The courts of first and second instance both held that the word "SUNSHOW" was presented in a common typeface which lacked original thought or sentiment; the word held no value in terms of aesthetic appreciation, and was therefore deemed inappropriate to be the subject matter for protection as an artistic work. The Plaintiff also admitted that the English word "SUNSHOW" had originated from the transliteration of the Chinese phrase for "both hands" (双手, Shuāngshǒu); the Plaintiff had invented this new English word due to the similarity of the pronunciation of "SUNSHOW" to the Chinese phrase. The word "SUNSHOW" was therefore deemed an English "slogan" in nature, and could not be the subject matter of copyright protection according to Article 9, Paragraph 1, Subparagraph 3 of the Copyright Act. Therefore, the Plaintiff was not entitled to hold a copyright for the word component, i.e., "SUNSHOW".
However, with regard to the device of the trademark at issue, both the first and second instance courts held that the visual representation was not a simple design but rather a complete pictorial drawing formed by the combination of upper and lower geometric figures to depict two clasping hands with one positioned over the other. The overall device was considered to be unique and exhibit originality, and was therefore deemed to be a creative artistic work. Furthermore, the courts determined that the Defendant's pending trademark satisfied the criteria for "contact" and "substantive similarity;" the Defendant had also, by a subjective standard, negligently infringed on the copyright of the said artistic work. It was therefore adjudicated that the Defendant should be obligated to compensate the Plaintiff for damages sustained by the Plaintiff.

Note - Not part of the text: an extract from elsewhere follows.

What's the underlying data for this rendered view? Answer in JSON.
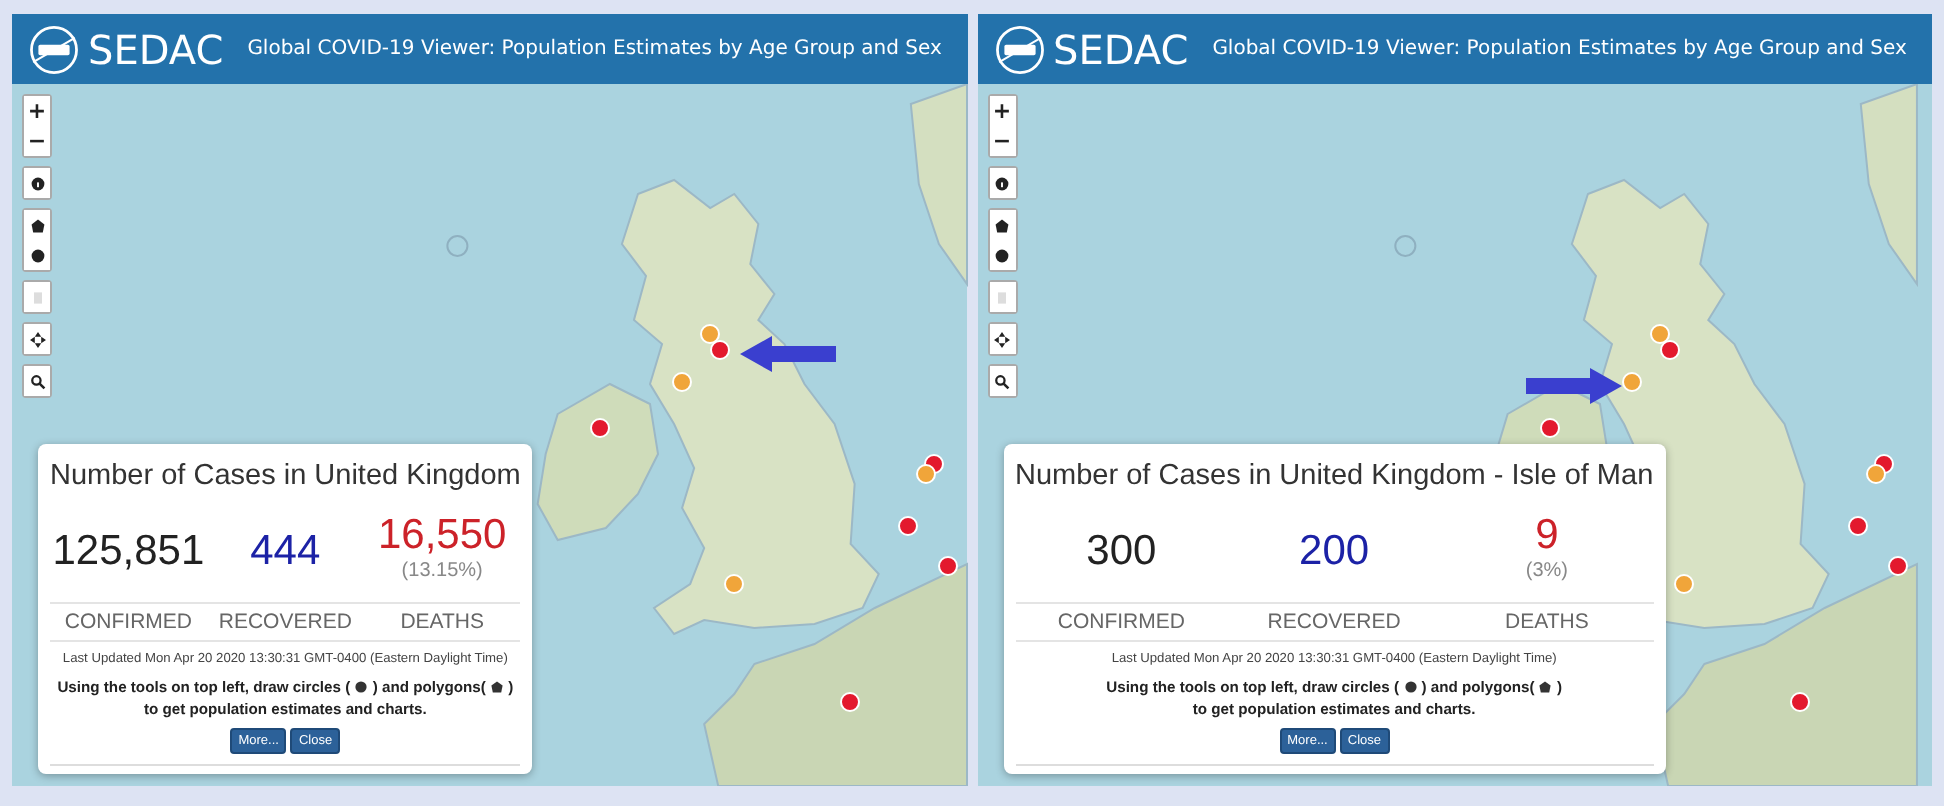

In determining whether the representation of a trademark is entitled to copyright protection, the Intellectual Property Court appears to have adopted a principle of separate distinctions for different components, i.e., the trademark in question may be divided into word(s) and device(s) components, and the copyrights for each are determined independently. Furthermore, if the wording in a trademark is presented in a common typeface and characterized as a "slogan," the word(s) and device(s) of the said trademark may be treated differently under the Copyright Act. Whether the courts will continue to adopt this principle of distinction in future rulings, however, remains to be seen.